= TO DO =
Where "screenshot" occurs in a line of the entries below, copy that line.

= EXTRACTED DATA =
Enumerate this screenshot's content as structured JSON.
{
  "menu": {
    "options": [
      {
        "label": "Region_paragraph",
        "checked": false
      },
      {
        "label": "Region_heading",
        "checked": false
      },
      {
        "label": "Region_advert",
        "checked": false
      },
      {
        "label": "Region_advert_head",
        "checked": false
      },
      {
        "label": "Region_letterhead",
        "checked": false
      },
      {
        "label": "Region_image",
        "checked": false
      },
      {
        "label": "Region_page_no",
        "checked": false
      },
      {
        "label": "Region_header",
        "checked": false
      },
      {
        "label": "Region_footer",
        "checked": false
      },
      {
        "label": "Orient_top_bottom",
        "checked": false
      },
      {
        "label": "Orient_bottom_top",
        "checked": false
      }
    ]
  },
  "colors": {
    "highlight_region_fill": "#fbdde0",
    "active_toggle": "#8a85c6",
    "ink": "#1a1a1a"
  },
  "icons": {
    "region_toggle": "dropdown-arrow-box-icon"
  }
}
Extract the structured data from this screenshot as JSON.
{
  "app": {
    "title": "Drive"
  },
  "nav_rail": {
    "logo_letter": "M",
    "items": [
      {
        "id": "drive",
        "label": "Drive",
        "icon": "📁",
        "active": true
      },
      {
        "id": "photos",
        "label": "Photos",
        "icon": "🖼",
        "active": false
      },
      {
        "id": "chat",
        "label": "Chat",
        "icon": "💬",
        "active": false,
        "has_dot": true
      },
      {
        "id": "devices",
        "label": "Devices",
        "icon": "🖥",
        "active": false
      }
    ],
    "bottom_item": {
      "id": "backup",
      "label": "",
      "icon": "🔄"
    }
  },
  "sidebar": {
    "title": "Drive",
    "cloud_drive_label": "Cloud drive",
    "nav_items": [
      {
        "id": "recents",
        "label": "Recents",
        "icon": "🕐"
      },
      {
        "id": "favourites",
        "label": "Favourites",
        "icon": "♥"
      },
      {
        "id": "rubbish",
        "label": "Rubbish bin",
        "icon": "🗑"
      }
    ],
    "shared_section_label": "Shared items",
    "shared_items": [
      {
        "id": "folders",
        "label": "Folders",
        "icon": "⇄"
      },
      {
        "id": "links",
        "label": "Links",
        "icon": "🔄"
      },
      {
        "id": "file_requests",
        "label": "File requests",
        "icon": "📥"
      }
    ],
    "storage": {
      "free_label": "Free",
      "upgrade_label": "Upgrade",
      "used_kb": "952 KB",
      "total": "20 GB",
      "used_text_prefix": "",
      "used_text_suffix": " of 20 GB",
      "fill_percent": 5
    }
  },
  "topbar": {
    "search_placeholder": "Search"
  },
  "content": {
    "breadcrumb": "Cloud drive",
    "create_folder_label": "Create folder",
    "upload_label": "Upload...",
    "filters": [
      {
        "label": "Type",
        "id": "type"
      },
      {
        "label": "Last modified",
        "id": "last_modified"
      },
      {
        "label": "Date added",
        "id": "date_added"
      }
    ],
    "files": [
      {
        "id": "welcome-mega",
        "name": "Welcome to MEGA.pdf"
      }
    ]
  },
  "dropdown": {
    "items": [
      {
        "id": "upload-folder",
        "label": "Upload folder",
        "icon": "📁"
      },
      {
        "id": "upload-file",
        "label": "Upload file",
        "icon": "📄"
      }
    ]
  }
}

= RESPONSE FOR THIS EXERCISE =
Enumerate this screenshot's content as structured JSON.
Extract the structured data from this screenshot as JSON.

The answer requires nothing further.